INSTRUCTIONS FOR THE TASK |
Extract each line from the entries below that has the string "JSON" in it.

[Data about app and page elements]
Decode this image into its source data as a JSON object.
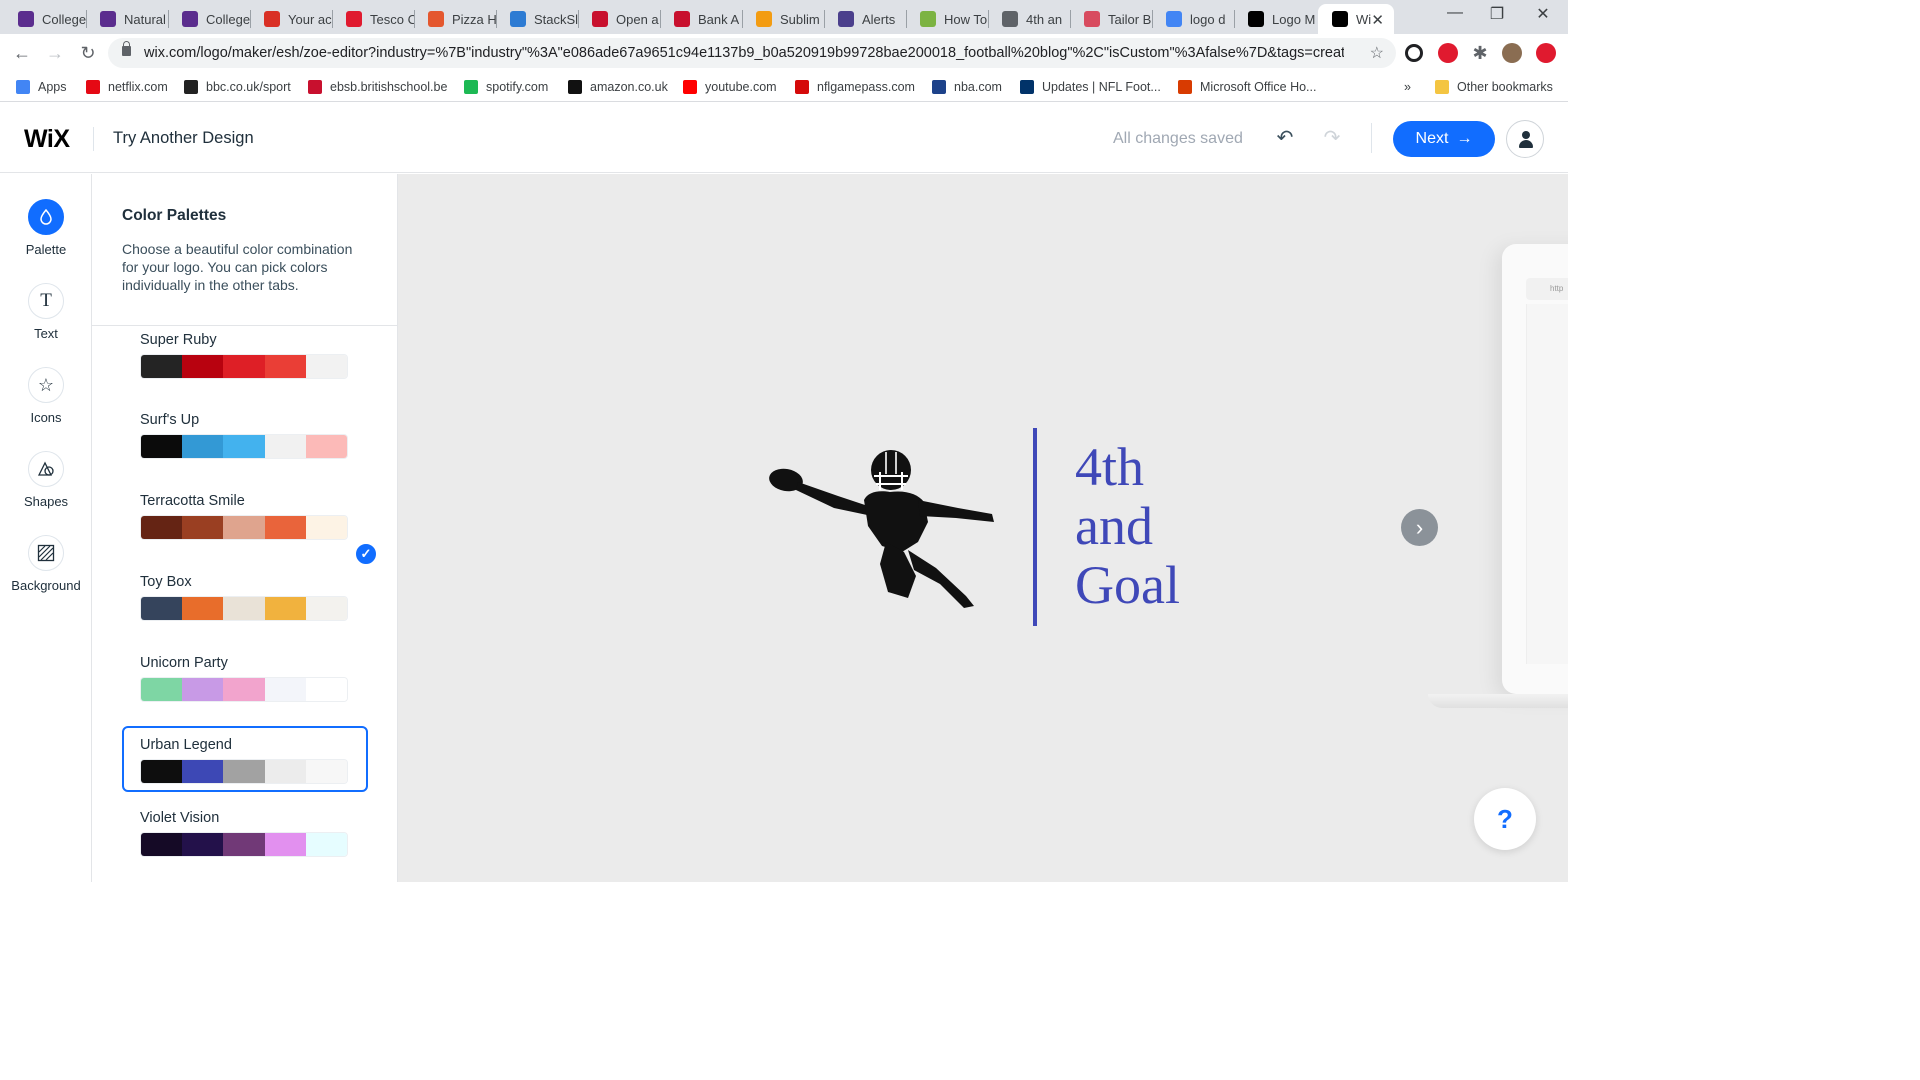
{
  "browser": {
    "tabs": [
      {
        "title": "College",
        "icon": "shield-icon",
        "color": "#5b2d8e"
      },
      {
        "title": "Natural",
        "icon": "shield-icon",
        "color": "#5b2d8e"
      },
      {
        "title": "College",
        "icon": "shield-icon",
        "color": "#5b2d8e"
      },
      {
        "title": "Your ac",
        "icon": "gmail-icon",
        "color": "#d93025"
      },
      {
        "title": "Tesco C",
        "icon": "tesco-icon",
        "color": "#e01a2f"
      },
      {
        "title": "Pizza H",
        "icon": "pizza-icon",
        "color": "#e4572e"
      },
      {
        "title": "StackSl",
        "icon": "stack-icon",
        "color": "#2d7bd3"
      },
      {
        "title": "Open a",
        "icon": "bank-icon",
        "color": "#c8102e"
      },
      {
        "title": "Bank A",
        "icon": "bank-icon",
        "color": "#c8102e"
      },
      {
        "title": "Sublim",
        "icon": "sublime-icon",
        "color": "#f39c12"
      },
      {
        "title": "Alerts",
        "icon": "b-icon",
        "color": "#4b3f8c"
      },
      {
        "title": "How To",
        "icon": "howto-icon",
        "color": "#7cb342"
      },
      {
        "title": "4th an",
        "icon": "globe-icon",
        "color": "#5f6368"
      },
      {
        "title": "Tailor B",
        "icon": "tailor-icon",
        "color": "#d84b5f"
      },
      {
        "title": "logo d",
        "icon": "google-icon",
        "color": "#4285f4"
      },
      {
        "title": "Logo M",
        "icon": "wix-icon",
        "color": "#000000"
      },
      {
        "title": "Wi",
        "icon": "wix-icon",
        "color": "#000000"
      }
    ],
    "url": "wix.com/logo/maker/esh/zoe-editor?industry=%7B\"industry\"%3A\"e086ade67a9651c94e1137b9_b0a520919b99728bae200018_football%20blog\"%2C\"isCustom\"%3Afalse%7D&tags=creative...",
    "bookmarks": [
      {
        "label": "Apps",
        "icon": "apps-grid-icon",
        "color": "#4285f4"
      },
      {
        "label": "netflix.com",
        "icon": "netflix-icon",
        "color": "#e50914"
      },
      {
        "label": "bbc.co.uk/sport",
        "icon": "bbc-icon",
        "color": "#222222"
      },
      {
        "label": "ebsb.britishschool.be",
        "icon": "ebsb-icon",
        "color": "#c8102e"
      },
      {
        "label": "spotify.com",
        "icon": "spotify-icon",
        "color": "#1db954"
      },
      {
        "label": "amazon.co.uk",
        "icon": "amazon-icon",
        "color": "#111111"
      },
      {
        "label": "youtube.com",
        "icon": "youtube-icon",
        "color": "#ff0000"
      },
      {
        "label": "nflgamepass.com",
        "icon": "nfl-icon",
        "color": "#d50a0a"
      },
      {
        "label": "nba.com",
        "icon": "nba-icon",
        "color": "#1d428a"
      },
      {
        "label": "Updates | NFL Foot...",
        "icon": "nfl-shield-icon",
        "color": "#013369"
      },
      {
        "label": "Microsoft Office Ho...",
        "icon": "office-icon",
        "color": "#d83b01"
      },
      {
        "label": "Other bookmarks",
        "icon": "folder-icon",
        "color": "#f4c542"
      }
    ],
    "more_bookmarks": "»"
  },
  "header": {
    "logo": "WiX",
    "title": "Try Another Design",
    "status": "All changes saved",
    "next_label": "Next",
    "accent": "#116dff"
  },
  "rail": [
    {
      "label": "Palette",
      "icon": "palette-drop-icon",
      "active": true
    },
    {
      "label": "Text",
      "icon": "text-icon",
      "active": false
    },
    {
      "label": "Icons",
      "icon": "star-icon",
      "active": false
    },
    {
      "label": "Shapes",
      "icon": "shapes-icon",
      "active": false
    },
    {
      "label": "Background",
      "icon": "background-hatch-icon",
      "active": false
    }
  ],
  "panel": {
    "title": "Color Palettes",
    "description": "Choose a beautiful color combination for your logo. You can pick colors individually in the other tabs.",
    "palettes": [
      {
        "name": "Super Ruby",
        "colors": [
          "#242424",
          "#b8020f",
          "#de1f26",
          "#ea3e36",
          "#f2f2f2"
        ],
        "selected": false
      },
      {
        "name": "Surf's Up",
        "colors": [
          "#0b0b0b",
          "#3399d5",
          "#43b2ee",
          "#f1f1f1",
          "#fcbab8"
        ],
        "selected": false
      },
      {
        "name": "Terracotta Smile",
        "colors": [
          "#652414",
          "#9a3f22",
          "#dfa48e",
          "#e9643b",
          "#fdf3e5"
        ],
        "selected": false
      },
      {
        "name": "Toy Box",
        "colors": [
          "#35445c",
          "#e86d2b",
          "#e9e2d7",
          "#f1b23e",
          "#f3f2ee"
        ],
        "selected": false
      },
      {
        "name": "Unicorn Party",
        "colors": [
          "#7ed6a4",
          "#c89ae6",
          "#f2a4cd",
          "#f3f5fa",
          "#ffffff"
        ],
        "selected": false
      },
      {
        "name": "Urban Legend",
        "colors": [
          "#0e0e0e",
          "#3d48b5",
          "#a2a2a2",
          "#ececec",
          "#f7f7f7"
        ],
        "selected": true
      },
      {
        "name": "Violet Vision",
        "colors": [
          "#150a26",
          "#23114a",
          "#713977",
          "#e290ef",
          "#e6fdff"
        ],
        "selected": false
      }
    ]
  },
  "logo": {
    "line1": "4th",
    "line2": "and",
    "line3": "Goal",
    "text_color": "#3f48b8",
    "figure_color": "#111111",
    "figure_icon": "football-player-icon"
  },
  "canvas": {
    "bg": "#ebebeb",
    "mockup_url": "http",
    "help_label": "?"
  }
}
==
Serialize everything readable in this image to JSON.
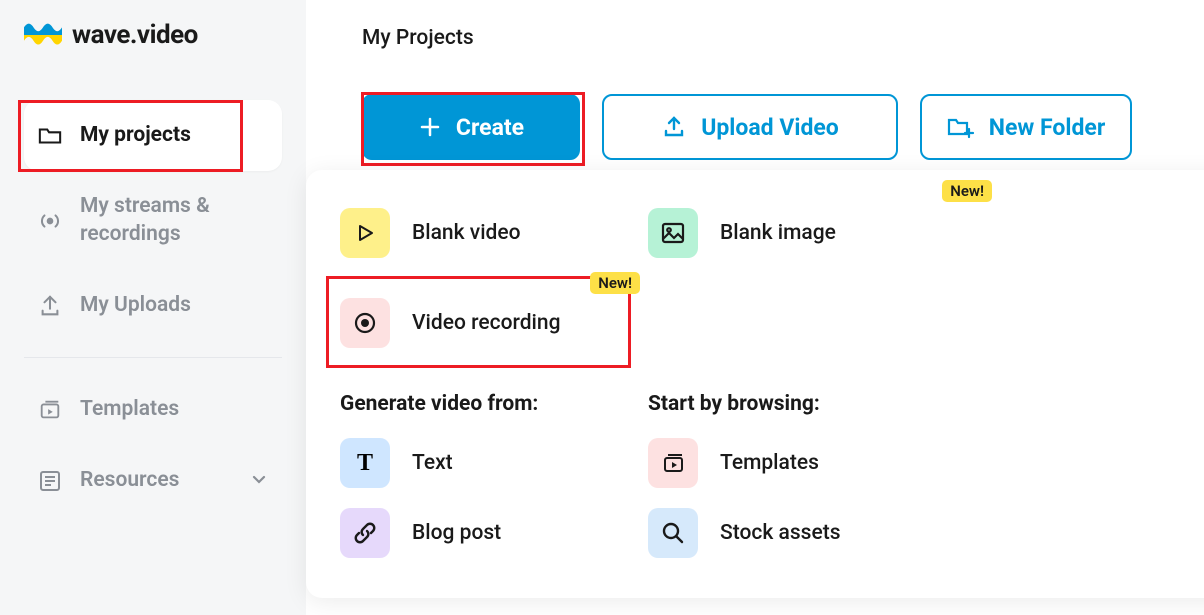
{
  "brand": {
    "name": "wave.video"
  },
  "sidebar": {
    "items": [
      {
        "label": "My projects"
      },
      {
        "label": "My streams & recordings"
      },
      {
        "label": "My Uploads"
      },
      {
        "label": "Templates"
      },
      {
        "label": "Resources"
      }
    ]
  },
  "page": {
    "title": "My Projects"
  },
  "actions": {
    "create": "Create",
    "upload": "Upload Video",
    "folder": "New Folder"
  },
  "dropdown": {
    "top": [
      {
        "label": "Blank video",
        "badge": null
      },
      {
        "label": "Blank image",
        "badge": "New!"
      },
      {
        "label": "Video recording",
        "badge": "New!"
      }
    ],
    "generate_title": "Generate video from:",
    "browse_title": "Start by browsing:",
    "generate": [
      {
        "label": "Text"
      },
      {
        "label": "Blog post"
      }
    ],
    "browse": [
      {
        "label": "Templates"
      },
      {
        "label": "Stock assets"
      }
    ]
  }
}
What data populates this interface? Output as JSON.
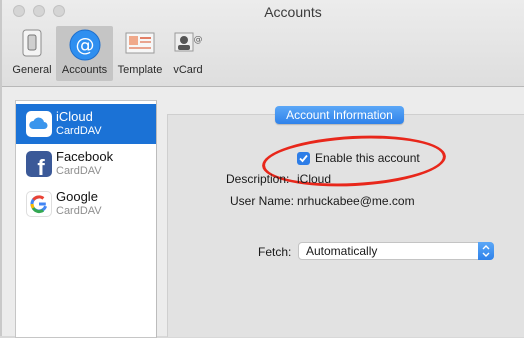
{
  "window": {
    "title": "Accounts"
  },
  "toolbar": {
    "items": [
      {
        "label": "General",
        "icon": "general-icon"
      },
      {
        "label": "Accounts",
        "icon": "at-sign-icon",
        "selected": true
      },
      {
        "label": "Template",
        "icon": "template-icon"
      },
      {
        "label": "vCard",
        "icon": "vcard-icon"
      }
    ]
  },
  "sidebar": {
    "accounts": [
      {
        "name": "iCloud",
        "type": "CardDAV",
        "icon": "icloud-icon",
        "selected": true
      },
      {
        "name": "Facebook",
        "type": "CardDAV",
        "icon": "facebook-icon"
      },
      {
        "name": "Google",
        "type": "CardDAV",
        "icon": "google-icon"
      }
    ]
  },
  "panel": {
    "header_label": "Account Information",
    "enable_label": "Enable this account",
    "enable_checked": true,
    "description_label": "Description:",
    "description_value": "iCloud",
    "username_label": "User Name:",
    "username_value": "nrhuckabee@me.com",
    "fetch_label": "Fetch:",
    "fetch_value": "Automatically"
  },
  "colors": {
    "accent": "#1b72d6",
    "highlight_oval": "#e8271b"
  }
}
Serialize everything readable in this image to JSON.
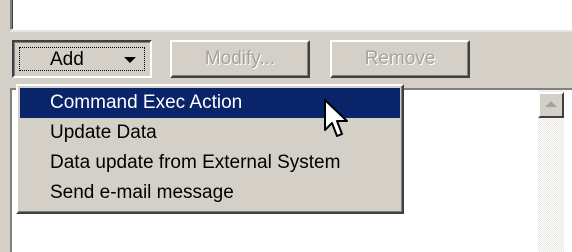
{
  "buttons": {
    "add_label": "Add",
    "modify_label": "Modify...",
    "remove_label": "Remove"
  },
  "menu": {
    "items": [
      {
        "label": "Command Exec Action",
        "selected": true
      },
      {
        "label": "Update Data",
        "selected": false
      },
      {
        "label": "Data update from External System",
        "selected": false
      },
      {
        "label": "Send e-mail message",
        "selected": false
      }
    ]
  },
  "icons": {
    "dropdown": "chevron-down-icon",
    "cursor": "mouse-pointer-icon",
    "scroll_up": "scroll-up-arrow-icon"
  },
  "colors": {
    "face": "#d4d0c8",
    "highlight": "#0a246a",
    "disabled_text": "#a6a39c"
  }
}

RESULT |
Decode this image into its source data as a JSON object.
Serialize everything readable in this image to JSON.
What data populates this interface? Output as JSON.
Serialize everything readable in this image to JSON.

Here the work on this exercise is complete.